Larson puts on his flak jacket as part of his routine, and we get into one of the department’s cars. Since it’s not a pickup, he says, we won’t need one of the vans.

The first stop is at a sagging west Oakland house. The man who answers the door is barely coherent but sends us to Children’s Hospital. When we get there, I’m amazed to see the little boy we got the call about bouncing up and down, chewing on a french fry. When he sees Larson, he starts singing, "Bad boys, bad boys …" Larson laughs and says, "That’s my favorite song, buddy." The child’s hale liveliness is heartbreaking with the knowledge I have of his sister.

Larson asks the family friend, who’s at the hospital, for any information on the night before. It’s unclear whether he’ll get answers, and he tells me that sometimes he never does. In fact, that’s one of the hardest parts of the job. "It doesn’t matter how much science you throw at it," he says. "Sometimes it comes out undetermined."

It’s getting late as we head to the home of the suicide victim’s sister in Castro Valley. No one answers the door. Larson checks with the Marin County Coroner’s Office for another address, then stops by a dispatch office to get directions. Notification is important to Larson, as people may otherwise never hear about the fates of their loved ones.

We arrive in a quiet, ’70s-era housing tract in San Leandro, at the house of the victim’s mother. Again, no one is home, but a neighbor with emergency keys checks the house, determining that the victim’s mother has gone for a walk with her dogs. We wait at the house.

When she arrives, she knows what Larson’s going to say before he opens his mouth — but the news is no less brutal. When we leave, her neighbors are sitting beside her on the couch, friends from happier, simpler times.

It’s late when we return to the office, and Larson is supposed to work another swing shift tomorrow.

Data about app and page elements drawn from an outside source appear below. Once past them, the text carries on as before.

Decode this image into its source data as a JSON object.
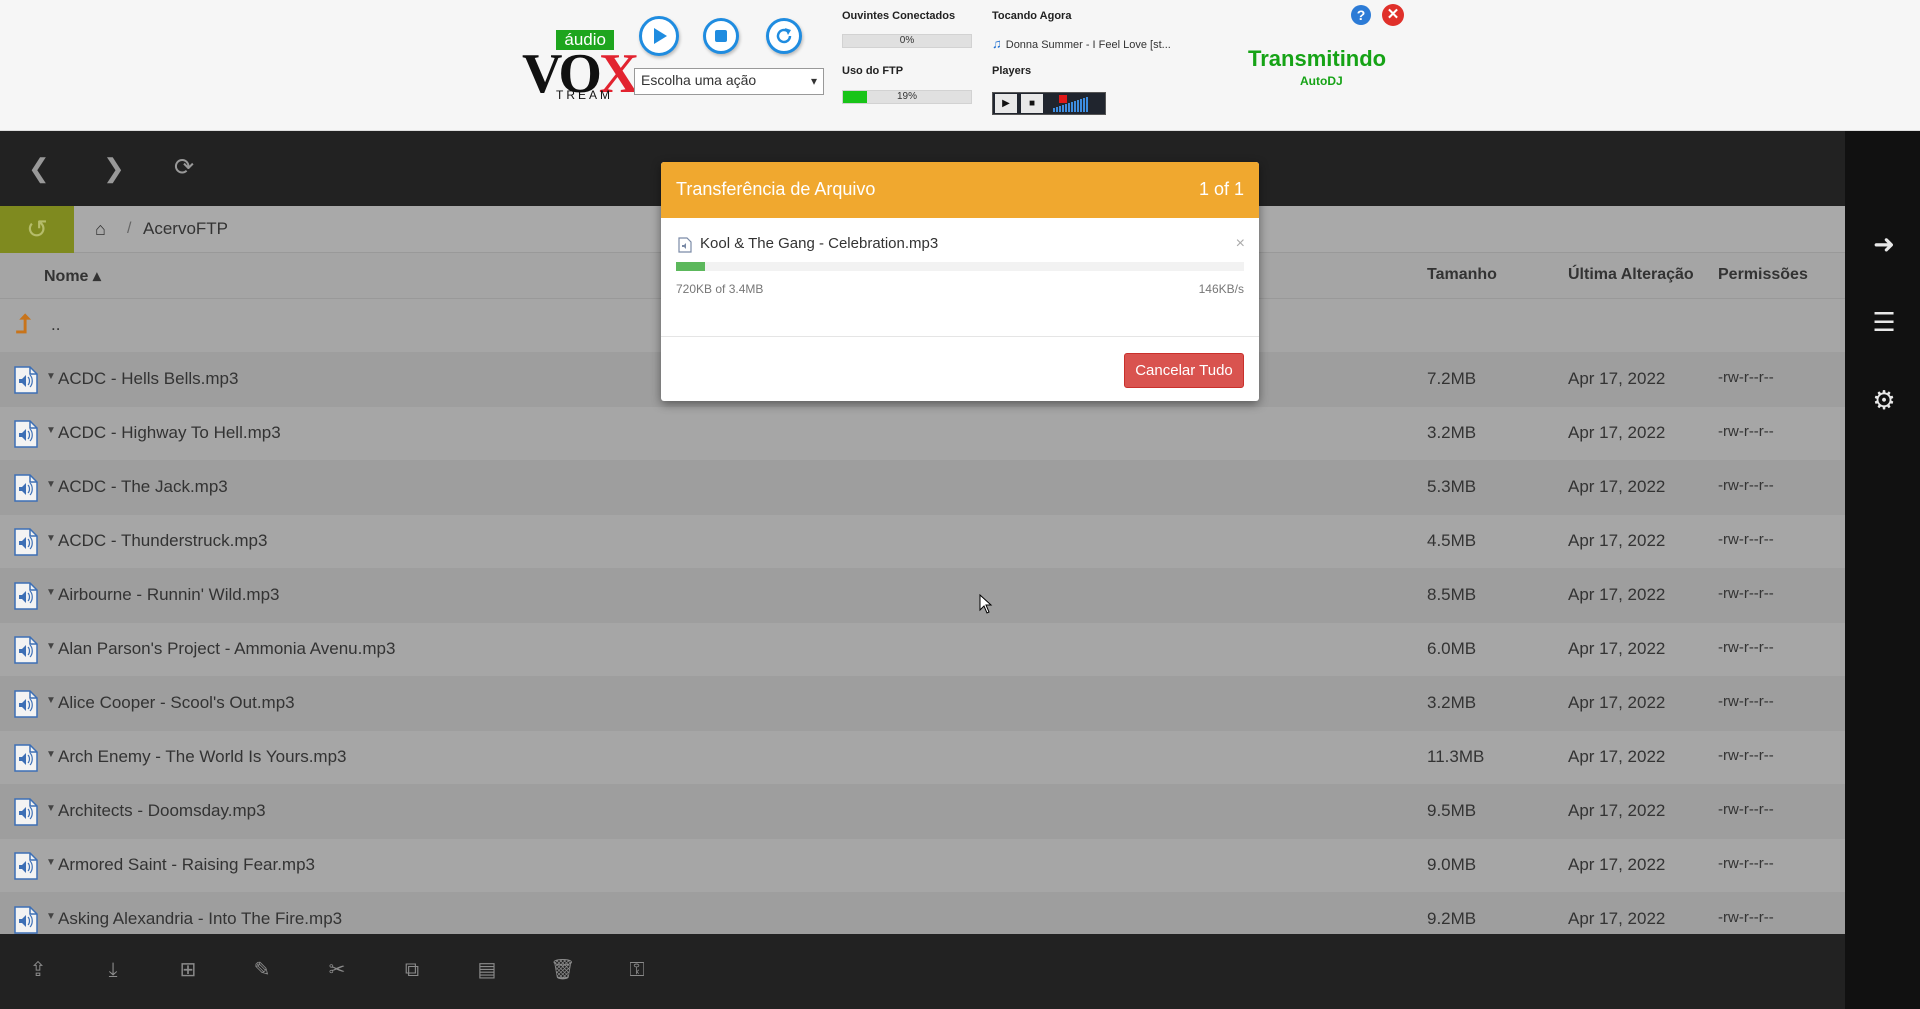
{
  "top": {
    "logo": {
      "badge": "áudio",
      "vox_v": "V",
      "vox_o": "O",
      "vox_x": "X",
      "tream": "TREAM"
    },
    "controls": {
      "play_icon": "play-icon",
      "stop_icon": "stop-icon",
      "restart_icon": "restart-icon"
    },
    "action_select": {
      "value": "Escolha uma ação",
      "options": [
        "Escolha uma ação"
      ]
    },
    "listeners": {
      "label": "Ouvintes Conectados",
      "percent": 0,
      "text": "0%"
    },
    "ftp": {
      "label": "Uso do FTP",
      "percent": 19,
      "text": "19%"
    },
    "now_playing": {
      "label": "Tocando Agora",
      "track": "Donna Summer - I Feel Love [st..."
    },
    "players": {
      "label": "Players"
    },
    "status": {
      "main": "Transmitindo",
      "sub": "AutoDJ"
    },
    "colors": {
      "accent_blue": "#1f8ce0",
      "status_green": "#16a316",
      "ftp_fill": "#18c418",
      "close_red": "#e0302a"
    }
  },
  "navbar": {
    "back_icon": "chevron-left-icon",
    "forward_icon": "chevron-right-icon",
    "refresh_icon": "refresh-icon",
    "menu_icon": "hamburger-icon"
  },
  "breadcrumb": {
    "folder": "AcervoFTP"
  },
  "columns": {
    "name": "Nome ▴",
    "size": "Tamanho",
    "modified": "Última Alteração",
    "permissions": "Permissões"
  },
  "parent_dir": "..",
  "files": [
    {
      "name": "ACDC - Hells Bells.mp3",
      "size": "7.2MB",
      "date": "Apr 17, 2022",
      "perm": "-rw-r--r--"
    },
    {
      "name": "ACDC - Highway To Hell.mp3",
      "size": "3.2MB",
      "date": "Apr 17, 2022",
      "perm": "-rw-r--r--"
    },
    {
      "name": "ACDC - The Jack.mp3",
      "size": "5.3MB",
      "date": "Apr 17, 2022",
      "perm": "-rw-r--r--"
    },
    {
      "name": "ACDC - Thunderstruck.mp3",
      "size": "4.5MB",
      "date": "Apr 17, 2022",
      "perm": "-rw-r--r--"
    },
    {
      "name": "Airbourne - Runnin' Wild.mp3",
      "size": "8.5MB",
      "date": "Apr 17, 2022",
      "perm": "-rw-r--r--"
    },
    {
      "name": "Alan Parson's Project - Ammonia Avenu.mp3",
      "size": "6.0MB",
      "date": "Apr 17, 2022",
      "perm": "-rw-r--r--"
    },
    {
      "name": "Alice Cooper - Scool's Out.mp3",
      "size": "3.2MB",
      "date": "Apr 17, 2022",
      "perm": "-rw-r--r--"
    },
    {
      "name": "Arch Enemy - The World Is Yours.mp3",
      "size": "11.3MB",
      "date": "Apr 17, 2022",
      "perm": "-rw-r--r--"
    },
    {
      "name": "Architects - Doomsday.mp3",
      "size": "9.5MB",
      "date": "Apr 17, 2022",
      "perm": "-rw-r--r--"
    },
    {
      "name": "Armored Saint - Raising Fear.mp3",
      "size": "9.0MB",
      "date": "Apr 17, 2022",
      "perm": "-rw-r--r--"
    },
    {
      "name": "Asking Alexandria - Into The Fire.mp3",
      "size": "9.2MB",
      "date": "Apr 17, 2022",
      "perm": "-rw-r--r--"
    }
  ],
  "toolbar_icons": [
    "upload-icon",
    "download-icon",
    "new-folder-icon",
    "rename-icon",
    "cut-icon",
    "copy-icon",
    "paste-icon",
    "delete-icon",
    "permissions-icon"
  ],
  "sidebar_icons": [
    "login-icon",
    "server-icon",
    "gear-icon"
  ],
  "modal": {
    "title": "Transferência de Arquivo",
    "count": "1 of 1",
    "file": "Kool & The Gang - Celebration.mp3",
    "close": "×",
    "progress_percent": 5.1,
    "bytes": "720KB of 3.4MB",
    "speed": "146KB/s",
    "cancel_label": "Cancelar Tudo"
  }
}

But he gets a message from home. The son of a friend died in an accident. The funeral is tomorrow.*